→ **Input data**:
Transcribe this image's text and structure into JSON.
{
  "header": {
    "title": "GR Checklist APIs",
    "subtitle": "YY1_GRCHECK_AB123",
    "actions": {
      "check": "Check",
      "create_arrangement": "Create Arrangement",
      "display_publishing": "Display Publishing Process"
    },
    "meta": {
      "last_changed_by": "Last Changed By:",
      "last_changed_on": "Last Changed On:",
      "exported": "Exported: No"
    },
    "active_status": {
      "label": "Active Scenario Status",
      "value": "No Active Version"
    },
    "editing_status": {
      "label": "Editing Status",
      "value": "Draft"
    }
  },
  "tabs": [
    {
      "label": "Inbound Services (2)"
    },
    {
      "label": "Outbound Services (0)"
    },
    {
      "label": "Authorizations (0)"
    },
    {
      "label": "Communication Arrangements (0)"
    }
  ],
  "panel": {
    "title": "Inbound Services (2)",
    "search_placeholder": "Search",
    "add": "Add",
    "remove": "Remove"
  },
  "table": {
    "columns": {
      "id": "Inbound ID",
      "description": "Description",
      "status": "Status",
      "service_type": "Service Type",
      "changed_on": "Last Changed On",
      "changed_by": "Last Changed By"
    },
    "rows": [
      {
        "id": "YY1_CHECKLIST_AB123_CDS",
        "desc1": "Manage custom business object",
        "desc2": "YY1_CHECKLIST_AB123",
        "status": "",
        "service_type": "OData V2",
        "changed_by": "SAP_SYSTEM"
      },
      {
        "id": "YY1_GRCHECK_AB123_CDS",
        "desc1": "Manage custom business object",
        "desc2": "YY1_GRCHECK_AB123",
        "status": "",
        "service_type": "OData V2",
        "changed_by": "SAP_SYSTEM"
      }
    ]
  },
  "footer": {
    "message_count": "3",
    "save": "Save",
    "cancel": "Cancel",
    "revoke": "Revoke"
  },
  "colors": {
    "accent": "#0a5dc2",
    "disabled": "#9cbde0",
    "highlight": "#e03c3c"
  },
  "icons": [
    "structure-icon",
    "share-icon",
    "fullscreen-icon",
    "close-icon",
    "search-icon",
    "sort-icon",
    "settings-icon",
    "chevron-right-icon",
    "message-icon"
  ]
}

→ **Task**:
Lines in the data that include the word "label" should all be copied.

→ **Your response**:
      "label": "Active Scenario Status",
      "label": "Editing Status",
      "label": "Inbound Services (2)"
      "label": "Outbound Services (0)"
      "label": "Authorizations (0)"
      "label": "Communication Arrangements (0)"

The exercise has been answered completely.